▸ Assignment
Using the data below, work out how many of its lines contain "icon", and give that number with nothing added.

═════ Data

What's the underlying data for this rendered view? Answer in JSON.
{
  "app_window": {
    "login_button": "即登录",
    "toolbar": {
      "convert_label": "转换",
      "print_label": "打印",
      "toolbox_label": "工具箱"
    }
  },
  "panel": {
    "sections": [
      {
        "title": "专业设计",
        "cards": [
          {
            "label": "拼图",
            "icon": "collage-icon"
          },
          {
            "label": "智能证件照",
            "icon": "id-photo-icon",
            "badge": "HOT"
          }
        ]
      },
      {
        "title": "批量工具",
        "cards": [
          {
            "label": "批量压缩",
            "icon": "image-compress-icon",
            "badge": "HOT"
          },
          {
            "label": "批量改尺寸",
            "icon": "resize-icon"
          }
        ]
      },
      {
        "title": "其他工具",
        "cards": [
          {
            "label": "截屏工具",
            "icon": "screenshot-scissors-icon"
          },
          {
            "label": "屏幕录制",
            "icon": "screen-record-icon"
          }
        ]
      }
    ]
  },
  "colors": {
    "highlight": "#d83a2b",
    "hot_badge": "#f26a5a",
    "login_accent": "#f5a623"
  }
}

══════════

▸ Task result
6